We’ve all had problems with forgetting something that we just saw or heard. Putting down the car keys for a moment and then spending the rest of the day looking for them is a good example of short-term memory loss.
Not only is it inconvenient, but it can be terribly stressful, especially if the memory that was lost was the one you needed for an exam.
Fortunately, there are a number of exercises that can be used to improve an individual’s short-term memory, ensuring that this memory loss doesn’t become someone’s constant and embarrassing companion.
There are a number of theories about how memory works and even today, there is still much that is not understood about the human mind.
- Sensory memory is an immediate form of memory, lasting only a second or so. This memory is what is used to transfer sensory impressions into our short-term memory.
- Short-term memory is the part of the process by which information is stored for a short amount of time, usually no more than 30 seconds, before being transferred into the individual’s long-term memory.
- Long-term memory is where information is held permanently.
Because short-term memory is part of the process of storing memory and preparing it for transfer to long-term memory, it is highly vulnerable to being interrupted.
That is why so many people forget someone’s name if they are interrupted right after being introduced.
The interruption made it difficult or impossible for the short-term memory to be successfully transferred into the individual’s long-term memory.
Other Causes for Short-Term Memory Loss
It is important to note that short-term memory loss may indicate a serious underlying health condition.
Individuals who are suffering constant memory loss or who have discovered that they are now unexpectedly losing the ability to remember things when they previously should immediately contact a health professional in order to ensure that they are not suffering from some serious medical condition.
Exercises to Maintain Short-Term Memories

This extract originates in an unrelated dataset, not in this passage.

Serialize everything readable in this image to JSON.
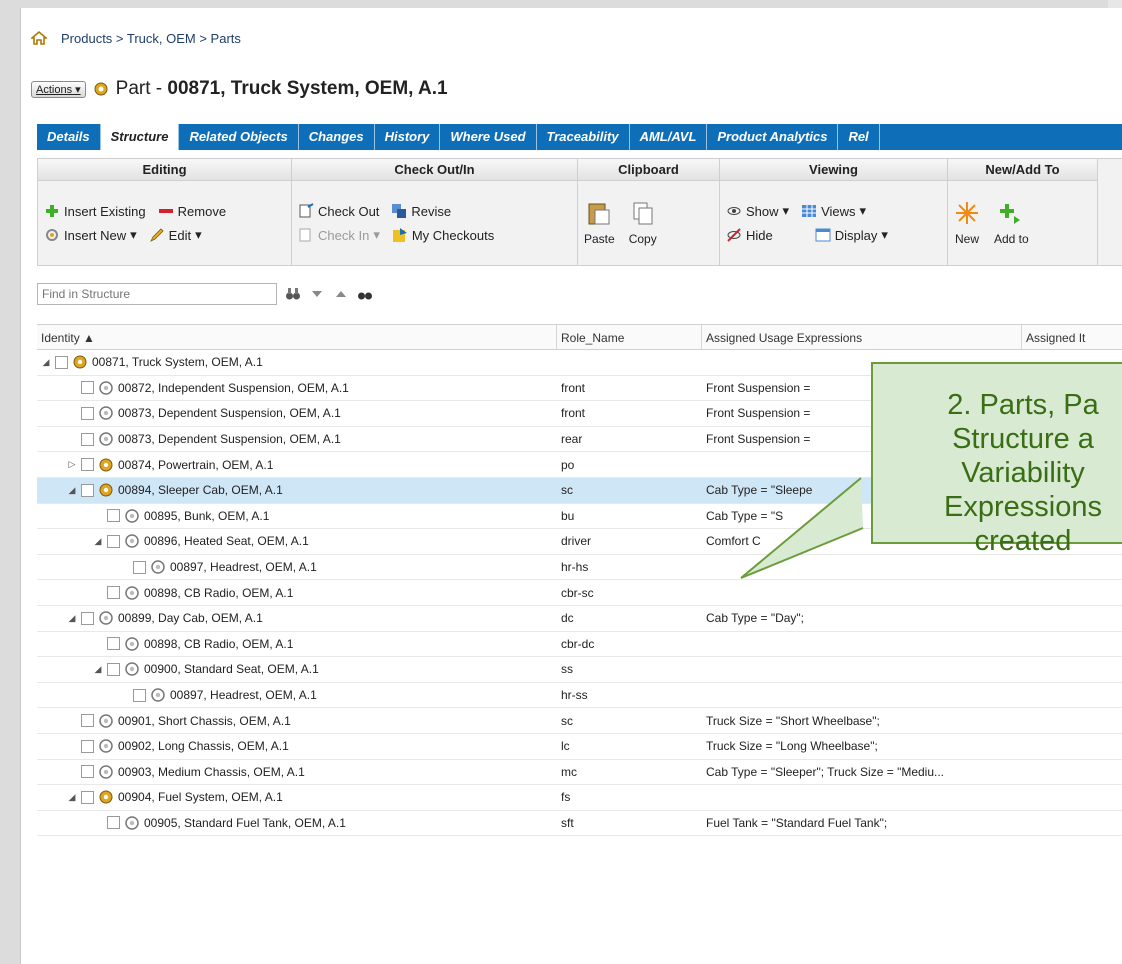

There are a number of exercises that can be used to help to improve the student’s ability to recall information.
In many cases, these exercises can be performed quickly, without interfering with the individual’s ability to carry out any other work over the course of the day.
It is generally accepted that short-term memory can only store a very limited amount of information.
Many scientists believe that no more than seven discrete pieces of information at any time. “Chunking” allows the individual to separate out larger amounts of information into discrete bits of information that are more amiable to being transferred to long-term memory storage.
For example, a 10-digit phone number can be converted into three chunks of information: the area code, first three digits and last four digits.
The same can be done for many other items of information.
By practicing this chunking, or dividing larger amounts of information into a smaller number of information segments, the individual can improve their ability to remember information while also improving their organizational skills.
Mnemonic devices are a method used to associate information with vibrant imagery that lends itself to being easily remembered.
Most commonly seen in verbal and written mnemonic devices, this can also be used by creating a striking image that is associated with the fact in question.
For example, astronomers have long used the mnemonic “Oh Be A Fine Girl, Kiss Me!” to remember the various types of stars.
By creating this imagery, whether it is verbal or visual, an individual can improve their memory retention while also creating an amusing game.
Developing Mental Associations
This exercise works on the fact that our memory is all interconnected. Trying to remember a single fact in isolation can be tremendously difficult when compared to trying to remember it in association with other facts.
This exercise involves trying to “link” any memories we have with other information.
For example, thinking about a home address would include all of the other memories associated with that home, such as family members, the neighborhood, and even such information as the color of the home’s mailbox.
When a fact is forgotten, this method can be effectively used to try and regain the memory, by “working around the fringes” and thinking of any other facts that are associated with the memory.
In fact, sometimes these exercises can help restore memories that the individual didn’t even realize he or she had.
One of the most effective exercises for improving short-term memory retention is also the simplest. Repeating a fact over and over again gives it a chance to become fixed in the individual’s memory.
By creating an exercise where one repeats a new phone number five or more times after getting it an individual can drastically reduce the probability that the memory will be forgotten.
This can be especially useful when combined with exercises such as breaking the information up into chunks or associating it with other memories.
An often-ignored exercise is simply focusing on the material at hand. Our modern society is full of distractions, from text messaging to the Internet.
By taking time to focus on noting and thinking about new information, an individual can dramatically improve his or her chances of retaining it over the long term.
Not only does this method improve the brain’s memory memory-retention, but it can also give individuals a badly needed moment to rest and consider the events of the day.
The brain is a truly incredible organ, but sometimes it does need a bit of help to ensure that all the information we gather through the course of the day is retained.
By using these simple exercises, it is possible to ensure that the myriad memories received over the course of the day will find their way safely to the brain’s long-term storage.